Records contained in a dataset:
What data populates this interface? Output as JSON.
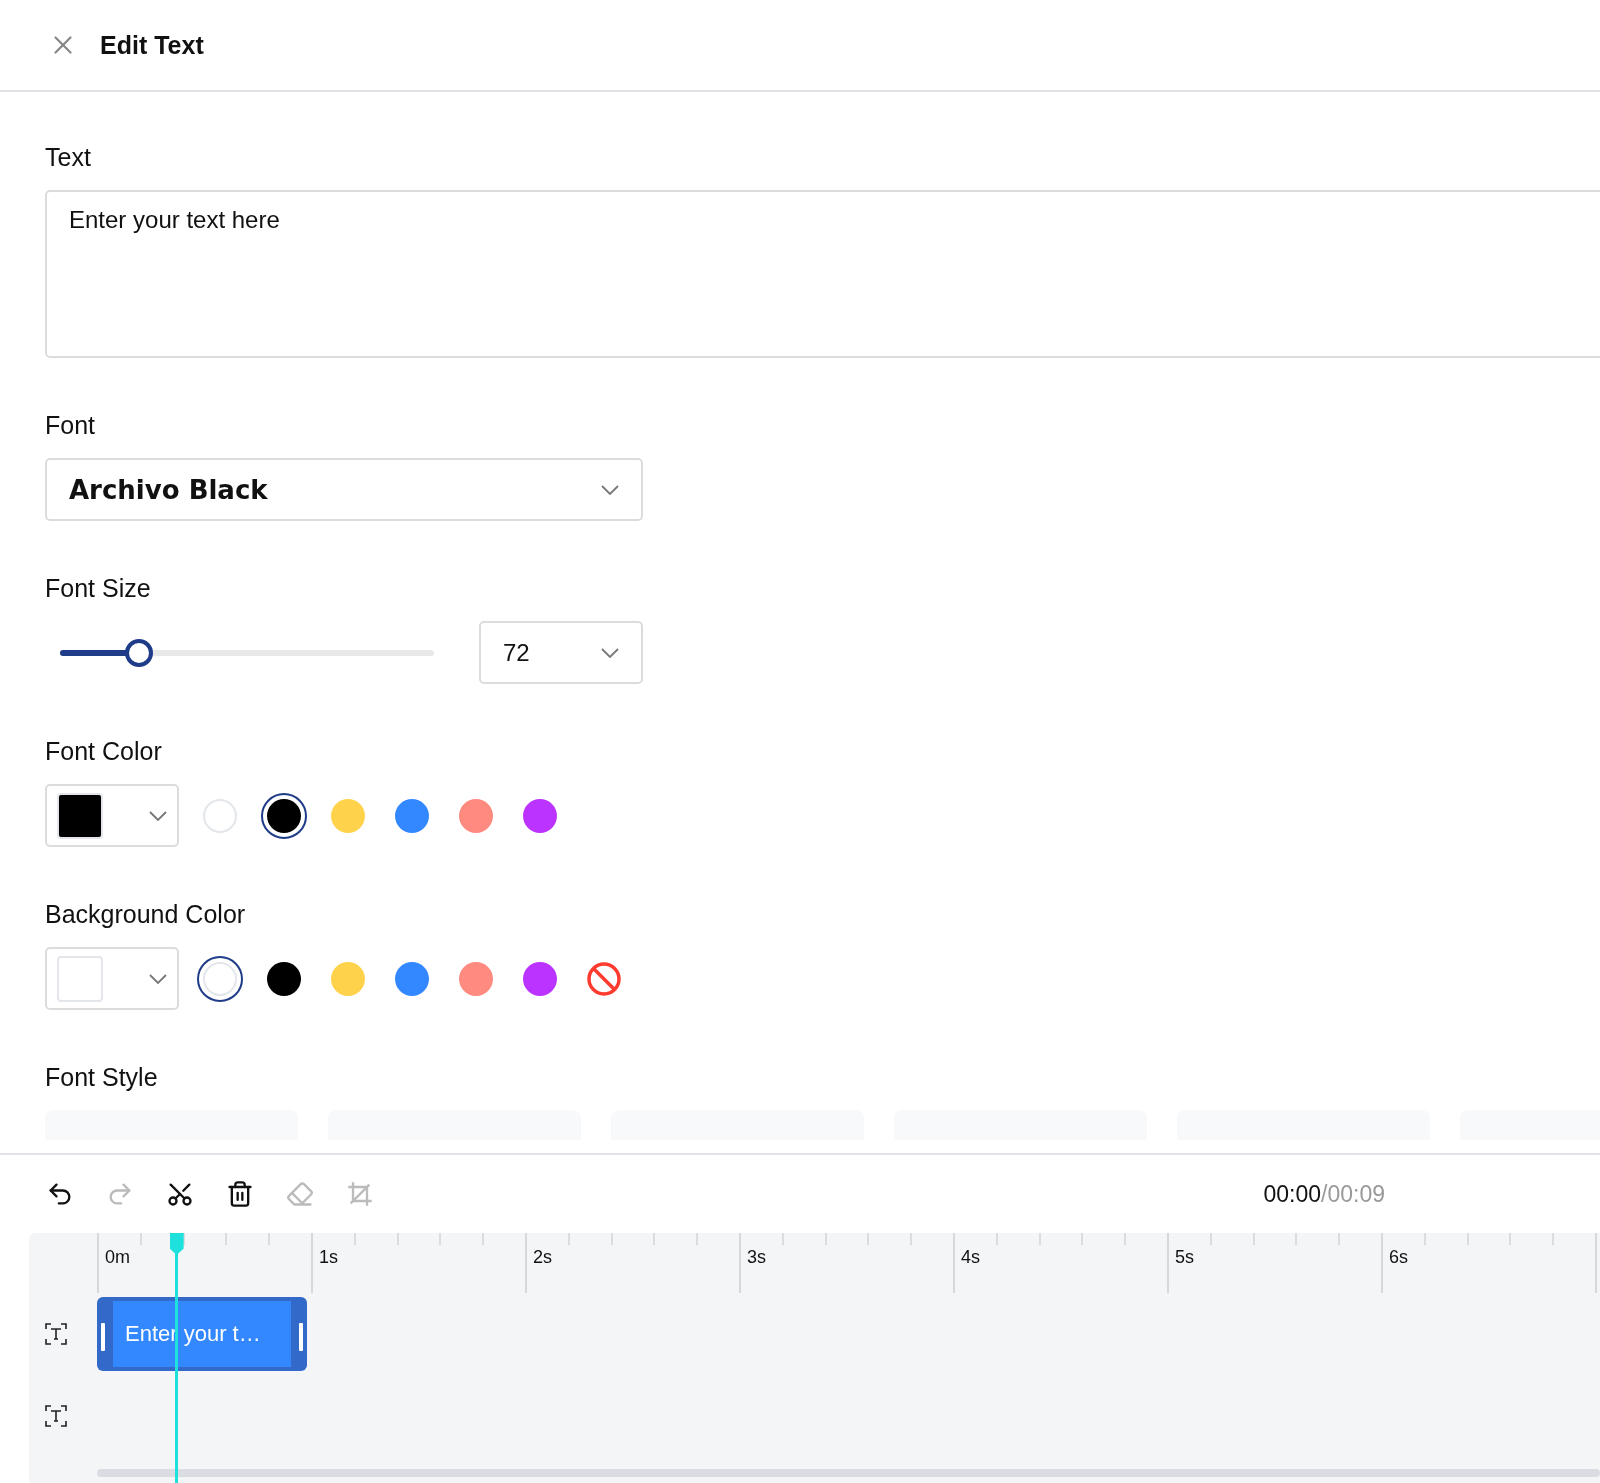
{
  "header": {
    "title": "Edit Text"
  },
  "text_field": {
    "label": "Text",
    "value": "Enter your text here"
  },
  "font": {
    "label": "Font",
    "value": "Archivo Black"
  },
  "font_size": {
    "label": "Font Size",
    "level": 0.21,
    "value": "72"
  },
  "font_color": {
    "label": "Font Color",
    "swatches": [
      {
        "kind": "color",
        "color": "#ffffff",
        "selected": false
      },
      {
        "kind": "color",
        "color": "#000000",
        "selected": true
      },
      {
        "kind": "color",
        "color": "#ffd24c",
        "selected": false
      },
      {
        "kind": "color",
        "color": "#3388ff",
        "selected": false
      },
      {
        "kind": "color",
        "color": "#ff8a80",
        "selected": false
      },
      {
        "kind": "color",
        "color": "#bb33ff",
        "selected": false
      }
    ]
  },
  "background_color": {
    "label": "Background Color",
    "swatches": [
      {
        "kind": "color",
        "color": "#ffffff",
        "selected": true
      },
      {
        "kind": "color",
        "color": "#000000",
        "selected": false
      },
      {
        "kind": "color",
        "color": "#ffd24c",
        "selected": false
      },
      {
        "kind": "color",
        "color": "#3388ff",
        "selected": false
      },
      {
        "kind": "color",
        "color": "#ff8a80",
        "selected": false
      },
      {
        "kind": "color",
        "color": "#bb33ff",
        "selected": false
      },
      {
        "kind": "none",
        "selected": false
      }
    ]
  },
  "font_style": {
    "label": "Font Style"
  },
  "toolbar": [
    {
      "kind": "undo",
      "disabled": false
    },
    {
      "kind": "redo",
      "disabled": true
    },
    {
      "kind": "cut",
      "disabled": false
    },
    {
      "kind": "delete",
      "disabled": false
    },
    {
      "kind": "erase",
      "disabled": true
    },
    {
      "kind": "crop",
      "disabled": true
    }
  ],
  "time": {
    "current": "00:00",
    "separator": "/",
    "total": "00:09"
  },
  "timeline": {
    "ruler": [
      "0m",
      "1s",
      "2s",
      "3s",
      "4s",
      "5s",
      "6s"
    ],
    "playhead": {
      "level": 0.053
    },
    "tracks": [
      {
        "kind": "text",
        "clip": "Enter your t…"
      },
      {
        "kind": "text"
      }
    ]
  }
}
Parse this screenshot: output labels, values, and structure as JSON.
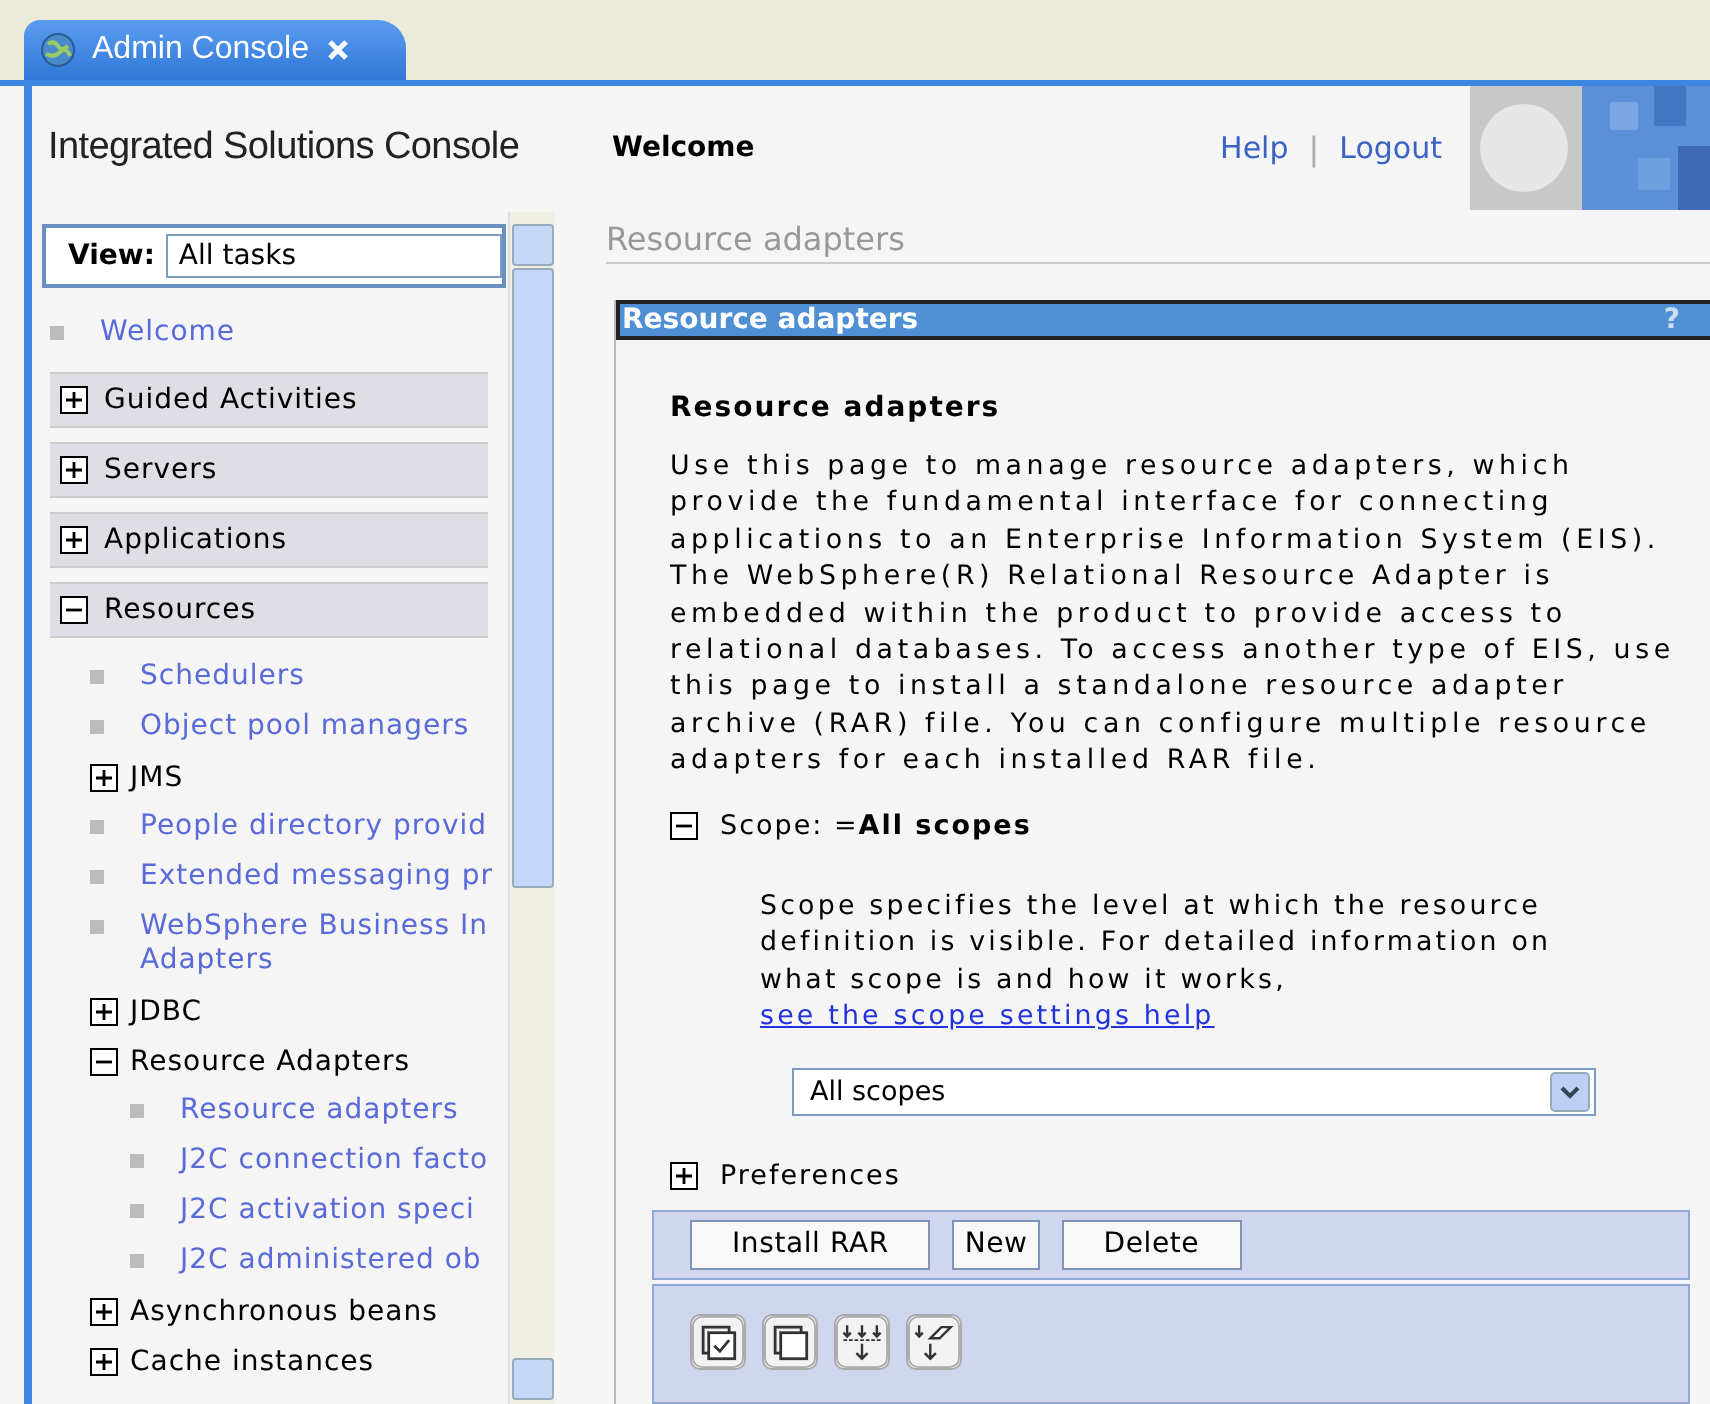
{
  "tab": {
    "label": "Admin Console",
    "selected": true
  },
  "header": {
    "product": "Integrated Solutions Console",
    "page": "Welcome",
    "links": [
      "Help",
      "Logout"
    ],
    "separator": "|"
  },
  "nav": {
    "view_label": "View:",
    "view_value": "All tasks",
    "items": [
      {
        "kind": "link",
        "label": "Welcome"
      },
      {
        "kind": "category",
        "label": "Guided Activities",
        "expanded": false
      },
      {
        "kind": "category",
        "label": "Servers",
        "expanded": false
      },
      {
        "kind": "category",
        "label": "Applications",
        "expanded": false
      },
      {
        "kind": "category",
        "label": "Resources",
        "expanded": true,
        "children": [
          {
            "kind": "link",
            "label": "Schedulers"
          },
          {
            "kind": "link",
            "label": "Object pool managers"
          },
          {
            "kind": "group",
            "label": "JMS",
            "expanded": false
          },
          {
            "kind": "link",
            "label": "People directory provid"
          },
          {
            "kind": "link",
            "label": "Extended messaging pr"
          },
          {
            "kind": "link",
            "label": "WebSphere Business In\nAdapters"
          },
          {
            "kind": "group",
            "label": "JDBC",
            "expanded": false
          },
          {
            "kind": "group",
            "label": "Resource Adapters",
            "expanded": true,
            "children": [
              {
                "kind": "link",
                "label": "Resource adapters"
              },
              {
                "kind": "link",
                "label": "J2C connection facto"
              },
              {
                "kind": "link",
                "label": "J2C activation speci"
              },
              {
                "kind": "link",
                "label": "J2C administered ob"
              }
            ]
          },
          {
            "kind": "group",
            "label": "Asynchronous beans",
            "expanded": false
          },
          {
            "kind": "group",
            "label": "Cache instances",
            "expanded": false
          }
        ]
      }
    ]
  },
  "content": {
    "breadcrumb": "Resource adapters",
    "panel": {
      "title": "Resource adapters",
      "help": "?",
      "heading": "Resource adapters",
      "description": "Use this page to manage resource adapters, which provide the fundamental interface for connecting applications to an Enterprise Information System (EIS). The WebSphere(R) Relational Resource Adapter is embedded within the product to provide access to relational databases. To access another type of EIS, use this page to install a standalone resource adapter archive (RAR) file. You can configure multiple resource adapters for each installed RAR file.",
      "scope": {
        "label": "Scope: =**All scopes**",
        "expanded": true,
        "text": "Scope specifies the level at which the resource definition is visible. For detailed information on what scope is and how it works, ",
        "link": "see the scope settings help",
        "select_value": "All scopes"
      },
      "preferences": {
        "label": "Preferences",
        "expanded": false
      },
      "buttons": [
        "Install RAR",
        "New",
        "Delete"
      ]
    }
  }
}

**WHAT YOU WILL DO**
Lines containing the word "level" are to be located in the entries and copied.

**THE ANSWER**
    "level": 0.21,
      "level": 0.053
        "text": "Scope specifies the level at which the resource definition is visible. For detailed information on what scope is and how it works, ",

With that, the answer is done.